Mark Fish shouts instructions form the South Africa bench during the 2019 Afcon Finals last 16 match between Egypt and South Africa. Photo: Ryan Wilkisky/BackpagePix

CAIRO – Bafana Bafana legend Mark Fish looks back at the 2000 Africa Cup of Nations (Afcon) semi-final defeat to Nigeria with regret for a number of reasons.

The winner of the 1996 Afcon was part of the Bafana team that finished with a bronze medal four years later. But for a moment, another Afcon title was on the cards for Bafana when they beat one of the co-hosts, Ghana, in the quarter-finals to march into the last four.

The other hosts, Nigeria, brought Bafana back to reality with a 2-0 defeat in Lagos. Two goals from Tijani Babangida forced Fish and company to fight for third place with Tunisia.

“The euphoria of the stands, the performance of the team - Babangida especially, was electric,” Fish reminisces on the loss to Nigeria. “It was a disappointing result for us because of how well we did to get there.
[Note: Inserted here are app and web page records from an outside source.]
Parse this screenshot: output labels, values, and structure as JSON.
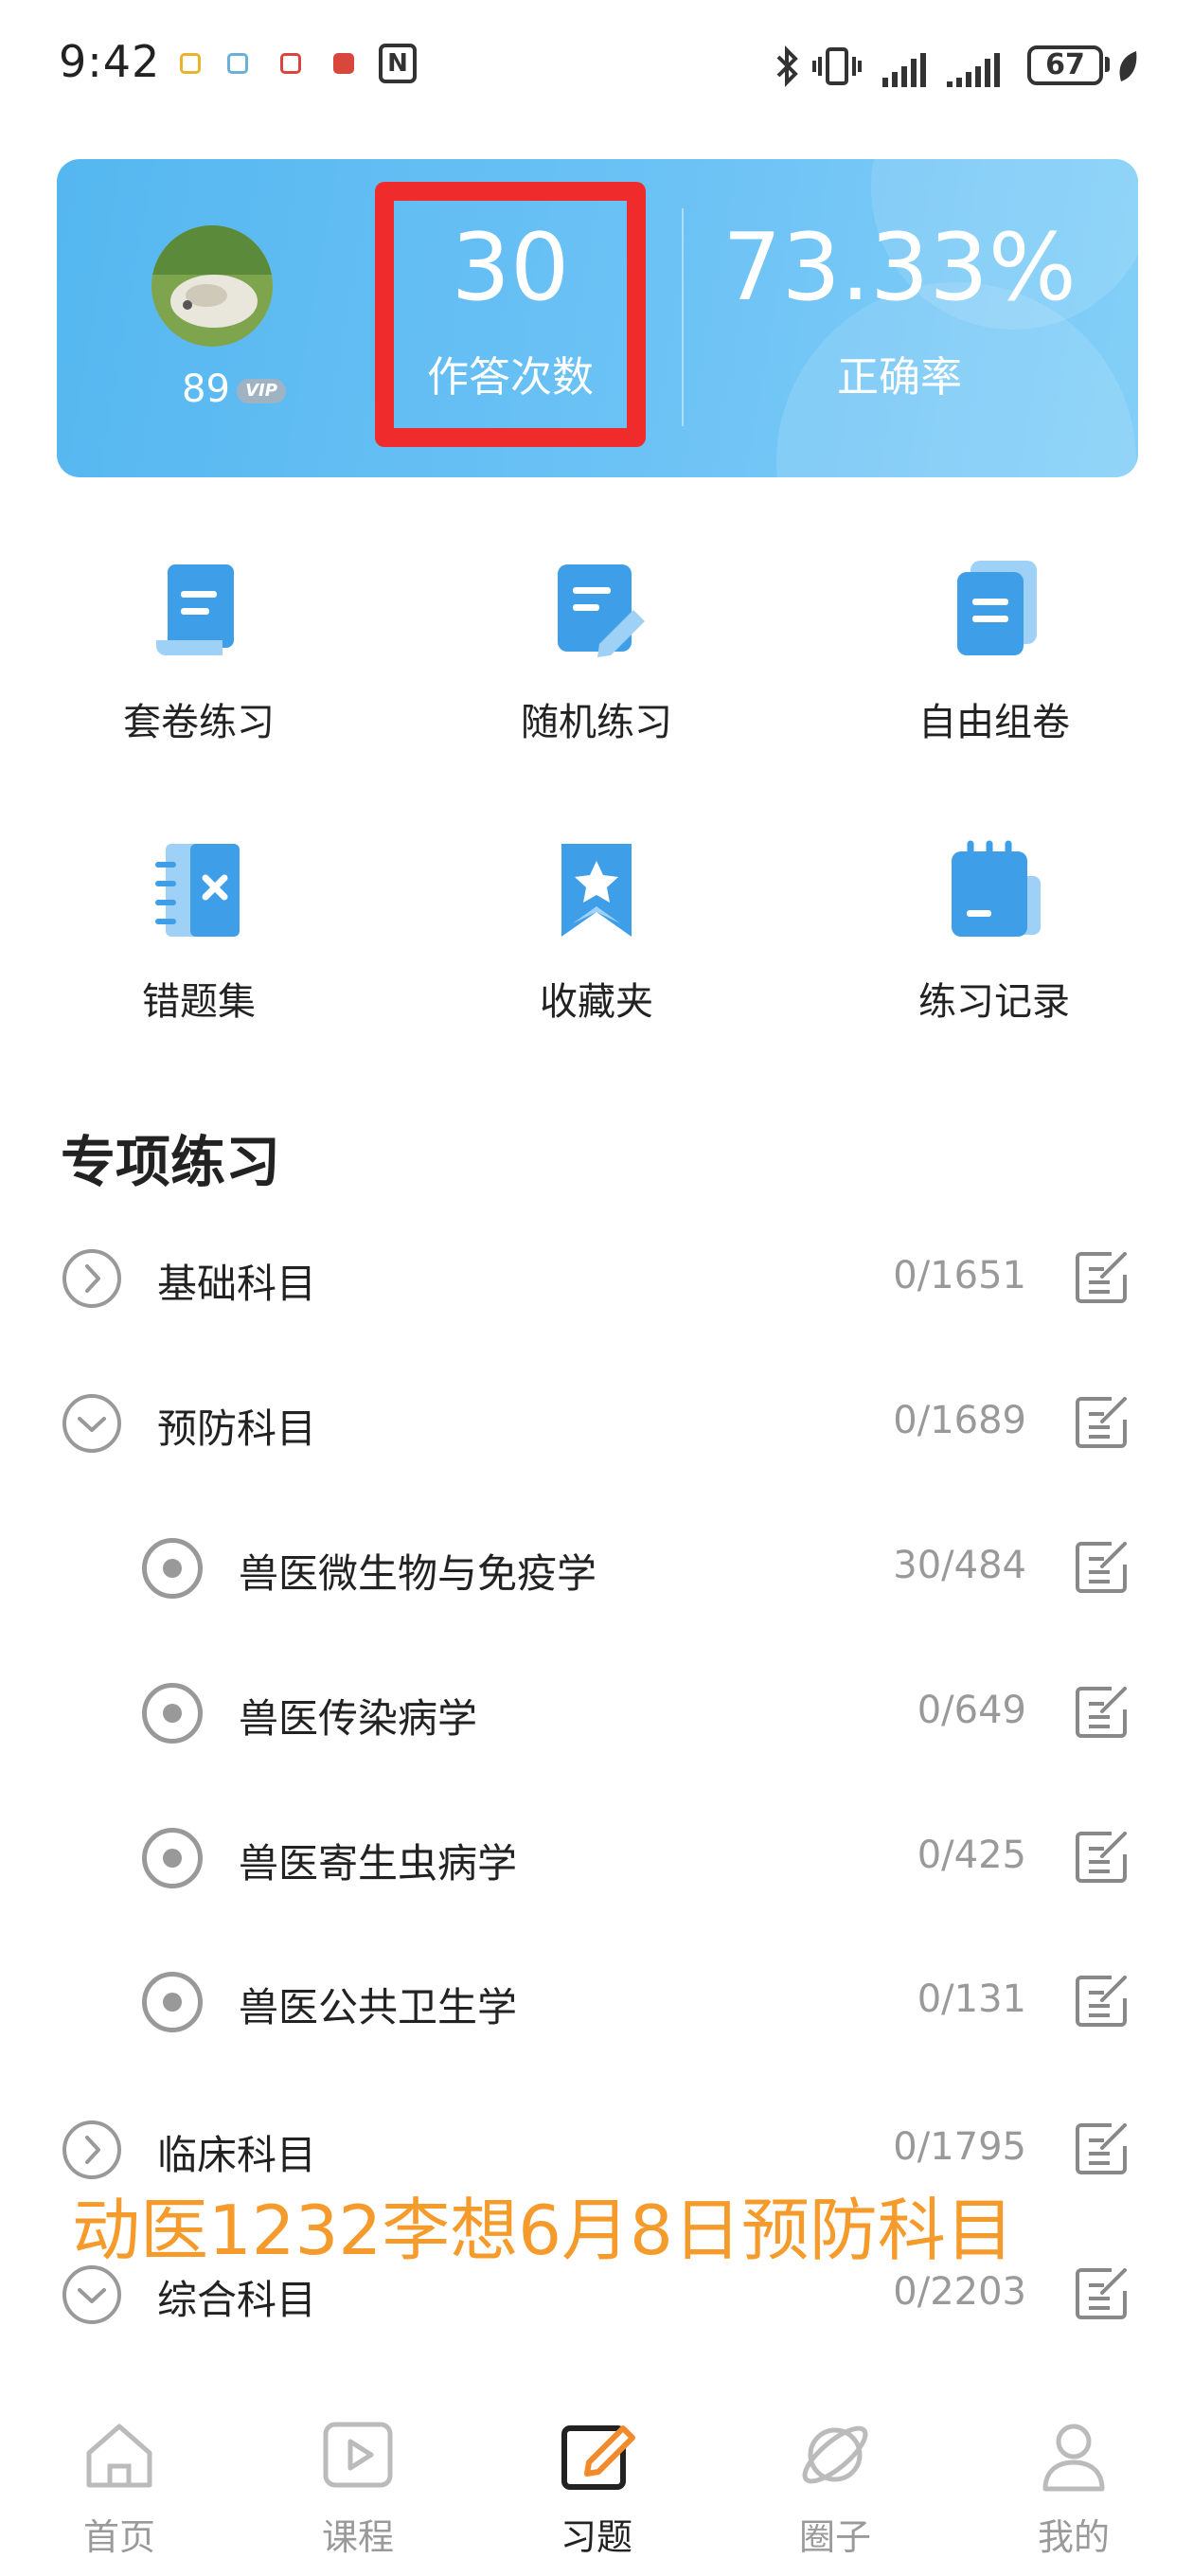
{
  "status_bar": {
    "time": "9:42",
    "battery": "67",
    "notification_icons": [
      "note-icon",
      "message-icon",
      "screen-icon",
      "health-icon"
    ],
    "nfc_label": "N"
  },
  "stats_card": {
    "level": "89",
    "vip_label": "VIP",
    "answer_count": "30",
    "answer_count_label": "作答次数",
    "accuracy": "73.33%",
    "accuracy_label": "正确率",
    "highlight_color": "#ef2b2b",
    "background_color": "#6cc2f5"
  },
  "quick_actions": [
    {
      "label": "套卷练习",
      "icon": "scroll-paper-icon"
    },
    {
      "label": "随机练习",
      "icon": "edit-paper-icon"
    },
    {
      "label": "自由组卷",
      "icon": "stacked-paper-icon"
    },
    {
      "label": "错题集",
      "icon": "wrong-notebook-icon"
    },
    {
      "label": "收藏夹",
      "icon": "bookmark-star-icon"
    },
    {
      "label": "练习记录",
      "icon": "record-notepad-icon"
    }
  ],
  "section": {
    "title": "专项练习",
    "rows": [
      {
        "label": "基础科目",
        "count": "0/1651",
        "type": "collapsed"
      },
      {
        "label": "预防科目",
        "count": "0/1689",
        "type": "expanded"
      },
      {
        "label": "兽医微生物与免疫学",
        "count": "30/484",
        "type": "child"
      },
      {
        "label": "兽医传染病学",
        "count": "0/649",
        "type": "child"
      },
      {
        "label": "兽医寄生虫病学",
        "count": "0/425",
        "type": "child"
      },
      {
        "label": "兽医公共卫生学",
        "count": "0/131",
        "type": "child"
      },
      {
        "label": "临床科目",
        "count": "0/1795",
        "type": "collapsed"
      },
      {
        "label": "综合科目",
        "count": "0/2203",
        "type": "expanded"
      }
    ]
  },
  "overlay_text": "动医1232李想6月8日预防科目",
  "overlay_color": "#f59b2b",
  "bottom_nav": [
    {
      "label": "首页",
      "icon": "home-icon",
      "active": false
    },
    {
      "label": "课程",
      "icon": "course-play-icon",
      "active": false
    },
    {
      "label": "习题",
      "icon": "exercise-edit-icon",
      "active": true
    },
    {
      "label": "圈子",
      "icon": "planet-icon",
      "active": false
    },
    {
      "label": "我的",
      "icon": "profile-icon",
      "active": false
    }
  ]
}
It was the most disappointing of the three Afcons I played in from a tactical awareness point of view. I remember that in the quarter-finals, Eric Tinkler got sent off and we dropped to four at the back and in midfield.

“I thought because of the way we were setup, that suited us better. I remember going into the semi-final, the coach Trott Moloto called us as senior players and spoke about the game. I thought that the best approach for us would have been 4-4-2.

Yes, a lot of blame was put on me but it wasn’t solely my fault. We had a central defender, Pierre Issa, who didn’t play as a sweeper. He didn’t want to pick up players. It made it difficult for all of us. My memory of that is that we should have gone 4-4-2.”

Mark Fish watches looks on during the 2019 Africa Cup of Nations Finals training session. Photo: Ryan Wilkisky/BackpagePix
Mark Fish watches looks on during the 2019 Africa Cup of Nations Finals training session. Photo: Ryan Wilkisky/BackpagePix

Almost two decades later, Fish is back in the national team about to take on Nigeria. This time he is a technical team member, roped in as a second assistant by Stuart Baxter with the aim of bringing in a legend who will inspire the players. This team, however, is unlike Fish’s generation.

They don’t fear Nigeria, having beaten them for the first time in a competitive match in the qualifiers of this Afcon. Bafana collected four points from the Super Eagles in their two matches.

“This team has moved on,” Fish said. “Us, I don’t want to say fear because obviously you respect your opponents, but maybe there was an element of fear playing Nigeria in Nigeria. But now we are over that.

The players are more mature. Everyone around the Bafana team looks more unified than it was the case in 2000. The confidence of the players, having played at the qualifiers and beaten them is high, but we have moved from that result and we don’t fear them.”

Stuart Baxter, head coach of South Africa (centre) embraced by Andre Arendse (left)  and Mark Fish (right) during the match against hosts Egypt. Photo: Gavin Barker/BackpagePix
Stuart Baxter, head coach of South Africa (centre) embraced by Andre Arendse (left) and Mark Fish (right) during the match against hosts Egypt. Photo: Gavin Barker/BackpagePix

Like the class of 2000, this Bafana team will go to their clash with Nigeria tomorrow night at Cairo International Stadium on a high after eliminating the hosts, Egypt. But Fish has called for caution.

“The first thing the coach said is that what you achieved against Egypt, well done. Enjoy the moment, but your head must never be in the clouds.”

Malik Said